She reached in and tugged a bit and pulled him out very quickly. She tried to put him up on my chest but the cord was extremely short. She told me to raise myself out of the water and hold the baby by my breasts. I was so relived it was over I don’t remember what I said to him or what I said to anyone. I don’t remember what I thought other than that I was so glad it was over and that I never wanted to do it again. Then I allowed myself to check him out. He did not look like what I’d expected. He did not look like me. Which was weird at first because my other two looked like me. Rowan looked like his daddy. Large Italian nose, pronounced brow, cleft chin. And Red Hair!! I had not expected red hair. I began to accept how different he looked and kiss his head and cheeks and smell him. He was my baby, even if he didn’t look just like me.
We got out of the water a few minutes later and it was difficult to move because of how short the cord was. My placenta was about to come out from having been tugged on so much. I lie down with the baby on the bed a few feet away and the placenta eased right out. Oh, that felt absolutely blissful. I let out a huge AHhhhhhhh… Rowan was born at 2:38 a.m., three hours after my first real contraction, and I went from 3 cm to baby in my arms in that amount of time.
The midwife checked my nether region and said, “Wow, it doesn’t even look like you just had a baby! Everything is perfect down here.”
Rowan began suckling about ten minutes later and then the after pains began. Oh, my, did they ever. These after pains were the worst I’ve ever had by far. I was taking Oxycodone, Ibuprophine, and still writhing around in my bed unable to cope with them for three days.
Rowan weighed 8 lbs and 14 oz, but the midwife guessed he’d been over 9 lbs at birth. Right after he emerged in the water, he passed a lot of meconium. He was 20.5 inches long and still has dark violet eyes that I hope turn blue like my second son, but who knows.
I was left with my husband to cuddle our baby in bed and the midwife didn’t bother us again for a few hours. My husband slept but I couldn’t of course. I was too overcome with awe of this new child, too overcome with hunger. I was starving and ate half the box of cheerios and two bananas. I really needed protein but my husband was too tired to go out and buy me food. He kept falling back asleep when I’d wake him for something.
Well, after thinking about what the midwife had said about my body recovering so well, I thought: Yeah, I may not look like it but I fucking feel like I just had a baby and I am not about to accept that I could do this again. I know that my body was made to do this, and that I had it pretty easy compared to some women, but I think I choose not to subject it to any more birthing. Three is enough. Three is fabulous. I feel absolutely fortunate and happy to have my boys.
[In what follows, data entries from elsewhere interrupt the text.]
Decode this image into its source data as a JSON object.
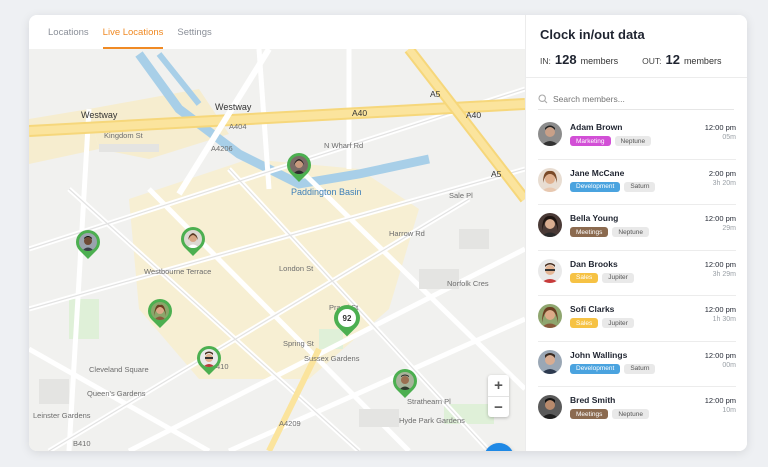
{
  "tabs": [
    {
      "label": "Locations",
      "active": false
    },
    {
      "label": "Live Locations",
      "active": true
    },
    {
      "label": "Settings",
      "active": false
    }
  ],
  "map": {
    "street_labels": [
      "Westway",
      "Westway",
      "A40",
      "A40",
      "A5",
      "A5",
      "A404",
      "A4206",
      "Paddington Basin",
      "Kingdom St",
      "N Wharf Rd",
      "Harrow Rd",
      "Westbourne Terrace",
      "London St",
      "Sussex Gardens",
      "Spring St",
      "Praed St",
      "B410",
      "B410",
      "A4209",
      "Hyde Park Gardens",
      "Queen's Gardens",
      "Cleveland Square",
      "Leinster Gardens",
      "Sale Pl",
      "Norfolk Cres",
      "Strathearn Pl"
    ],
    "cluster_count": "92",
    "zoom_in": "+",
    "zoom_out": "−"
  },
  "panel": {
    "title": "Clock in/out data",
    "in_label": "IN:",
    "in_count": "128",
    "in_unit": "members",
    "out_label": "OUT:",
    "out_count": "12",
    "out_unit": "members",
    "search_placeholder": "Search members..."
  },
  "members": [
    {
      "name": "Adam Brown",
      "tag1": "Marketing",
      "tag1_color": "#d24fd6",
      "tag2": "Neptune",
      "time": "12:00 pm",
      "duration": "05m"
    },
    {
      "name": "Jane McCane",
      "tag1": "Development",
      "tag1_color": "#4aa3df",
      "tag2": "Saturn",
      "time": "2:00 pm",
      "duration": "3h 20m"
    },
    {
      "name": "Bella Young",
      "tag1": "Meetings",
      "tag1_color": "#8b6a4f",
      "tag2": "Neptune",
      "time": "12:00 pm",
      "duration": "29m"
    },
    {
      "name": "Dan Brooks",
      "tag1": "Sales",
      "tag1_color": "#f6c244",
      "tag2": "Jupiter",
      "time": "12:00 pm",
      "duration": "3h 29m"
    },
    {
      "name": "Sofi Clarks",
      "tag1": "Sales",
      "tag1_color": "#f6c244",
      "tag2": "Jupiter",
      "time": "12:00 pm",
      "duration": "1h 30m"
    },
    {
      "name": "John Wallings",
      "tag1": "Development",
      "tag1_color": "#4aa3df",
      "tag2": "Saturn",
      "time": "12:00 pm",
      "duration": "00m"
    },
    {
      "name": "Bred Smith",
      "tag1": "Meetings",
      "tag1_color": "#8b6a4f",
      "tag2": "Neptune",
      "time": "12:00 pm",
      "duration": "10m"
    }
  ],
  "colors": {
    "accent": "#f08a24",
    "pin": "#4caf50",
    "chat": "#1e88e5"
  }
}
I am still processing how I feel about this birth. I love Rowan so much. I love getting to know him and learning how to be his mother. I love that I was able to give him a healthy, natural birth. And I want to find peace with my experience and not confuse my feelings about labor with my feelings about him. But it is going to take some time before I really understand my feelings. At this point, I think I felt so much pain and struggled through the labor because I was distracted by the conversation in the room. I was on display and didn’t enter my labor cave. Tim and Kristin supported me in other ways, but I think my experience would have been much different if I had labored more privately, quietly, and with tender touch and encouragement. The atmosphere makes all the difference.